Wondering if kale is over, standing in line for Cronuts, and rolling our eyes at yet another gastropub opening is so last year. Today, food has gotten even more rustic, nose-to-tail, and responsibly sourced. Where will it go from here? Some predictions:
Sweets lose a little sweetness
With a 1.25-1.75% price increase in all food, eating well is going to get more expensive. Particularly hard-hit will be bread and cereals, beef, and — dare we say it? — chocolate. Rising butter and milk prices will likely translate to higher prices on chocolate for consumers. But the news isn’t all bad for those with a sweet tooth. The L.A. Times has declared that the pastry chef has made a comeback.

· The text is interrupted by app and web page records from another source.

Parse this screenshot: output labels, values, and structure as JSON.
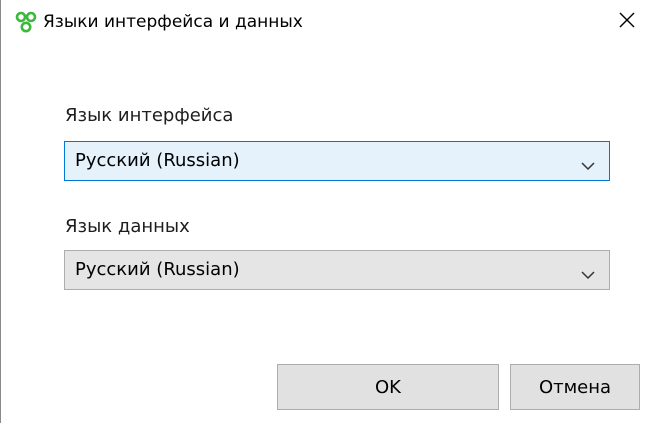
{
  "window": {
    "title": "Языки интерфейса и данных",
    "app_icon": "app-logo-icon",
    "close_icon": "close-icon"
  },
  "interface_language": {
    "label": "Язык интерфейса",
    "selected": "Русский (Russian)"
  },
  "data_language": {
    "label": "Язык данных",
    "selected": "Русский (Russian)"
  },
  "buttons": {
    "ok_label": "OK",
    "cancel_label": "Отмена"
  },
  "colors": {
    "focus_border": "#0078d7",
    "focus_background": "#e5f1fb",
    "icon_green": "#3cb83c"
  }
}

While “the decline in the economy (the Great Recession) and the rise of the gastropub (the Small Plates Revolution) might have displaced the pastry chef,” fine dining is returning to the scene, which means more upscale menus require the skills and creativity “of an experienced dessert whiz, whether traditional or avant-garde.” Epicurious agrees, predicting that traditional French pastries like the éclair and canelé will make a splash at it-bakeries. So save room for dessert, because it’s bound to be worth a little extra.
Breakfast: the most important meal of the day
Andrew Knollton of Bon Appétit predicts pancakes are what’s for dinner. “Not the butter-and-syrup kind,” he writes, “but savory ones made with sourdough batter and studded with sea urchin, squid, smoked sturgeon, and the like.” Epicurious thinks breakfast will take an Israeli twist, especially in the form of shakshuka, a dish of poached eggs in a spicy tomato sauce. And that might not be all: flavors of Jewish deli foods will be all the rage this year. Michael Solomonov, who is opening Abe Fisher, a restaurant devoted to “foods of the Jewish Diaspora” told the Philadelphia Inquirer “It’s great, because people are now interested in Jewish foods, and we can be a bit more proud and less secretive about what it is we’re doing.” And what’s doing goes beyond bagels and shmear: restaurant consultant Michael Whiteman of New York’s Baum & Whiteman foresees more Jewish fusion on menus like pastrami spicing and jus, and matzo-ball-and-brisket soup.
At the heart of the matter
With nose-to-tail dining becoming more ubiquitous and less terrifying to diners, Epicurious predicts beef heart will take center stage, as it has at The Arsenal in D.C., where it’s served with shallot, celery leaf, chive, and pickled mustard seed. Eating the whole animal is part of the still-growing sustainable foods movement, with an emphasis on responsible, local sourcing. Some restaurants are even taking to what the National Restaurant Association calls “hyper local sourcing,” whereby restaurateurs have their own gardens or raise their own meats.
Have you spotted these trends at restaurants near you? What did you think – passing fad or major staying power? Tell us in the comments!